Winter can be a difficult time for many. After the distraction and festivity of Christmas, we get the worst of the weather and the days are still short. Whether it’s a full blown case of seasonal affective disorder, or simply frustration at the long way to go until the long, warm evenings of summer.
One of the key causes of this January and February malaise is the way the weather drives us indoors: we’re stuck in the same four walls, denied our daily doses of vitamin D, the sights and sounds of nature, the rise in heart rate of regular exercise and simply a change of scenery.
Today we’re looking at some of the ways you can face the season and enjoy outdoor time even in the coldest months of the year.
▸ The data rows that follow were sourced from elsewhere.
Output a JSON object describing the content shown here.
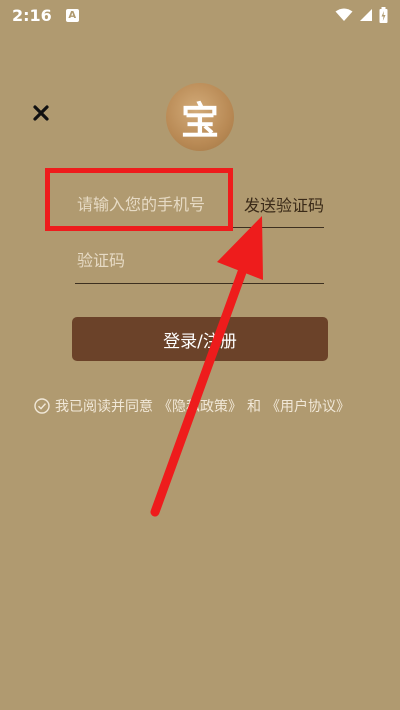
{
  "status_bar": {
    "time": "2:16",
    "notification_icon_text": "A",
    "icons": [
      "wifi-icon",
      "signal-icon",
      "battery-icon"
    ]
  },
  "login": {
    "phone_placeholder": "请输入您的手机号",
    "send_code_label": "发送验证码",
    "code_placeholder": "验证码",
    "submit_label": "登录/注册",
    "logo_char": "宝"
  },
  "agreement": {
    "prefix": "我已阅读并同意",
    "privacy_link": "《隐私政策》",
    "conjunction": "和",
    "terms_link": "《用户协议》"
  },
  "colors": {
    "background": "#b09a70",
    "button": "#6b4229",
    "annotation": "#ee1c1c"
  }
}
Dress the Part
A seasoned walker will tell you that there’s no bad weather, only the wrong clothes. If you want to keep on enjoying the outside world during the winter you need to dress for it.
Layered outfits are the key to success here, with an inner layer that wicks moisture away from your skin, keeping you comfortable, covered by a middle layer of insulating fabric like wool, and a waterproof outer layer to keep the rain off. An outfit constructed like this will make it possible to get outside during rain, sleet and snow!
If the sheer physical pleasure of a walk outside is reduced in the winter, then you need a tighter focus and goals to motivate you! For some, it’s an exercise routine with targets to hit, for others capturing the stark beauty of winter in photography.
If you’re having difficulty finding motivation, puzzles might be the answer! There’s a thriving scene of city tours and treasure trails that has you solving mysteries by pounding the streets and looking for answers – often with regular stops in comforting cafes! If you invest in a Bristol scavenger hunt, you’ll have a brand new motivation to get out on foot and see the city!
Focus on the Opportunities
In long Scandinavian winters, people in Norway focus on the opportunities that winter brings to do something different rather than simply mourning the loss of summer, and this mindset might help you too! The experience of getting outside for leisure or exercise is different in the winter, but that doesn’t mean it’s worse.
The shorter days means it’s easier to see the dawn. Cold weather might mean the crunch of frost underfoot. If you shift your focus to the things you can only do and experience outside in the winter – even if it’s the sheer relief of a hot shower after getting soaked to the skin – then you’ll find so much more to enjoy, and less you need to simply endure.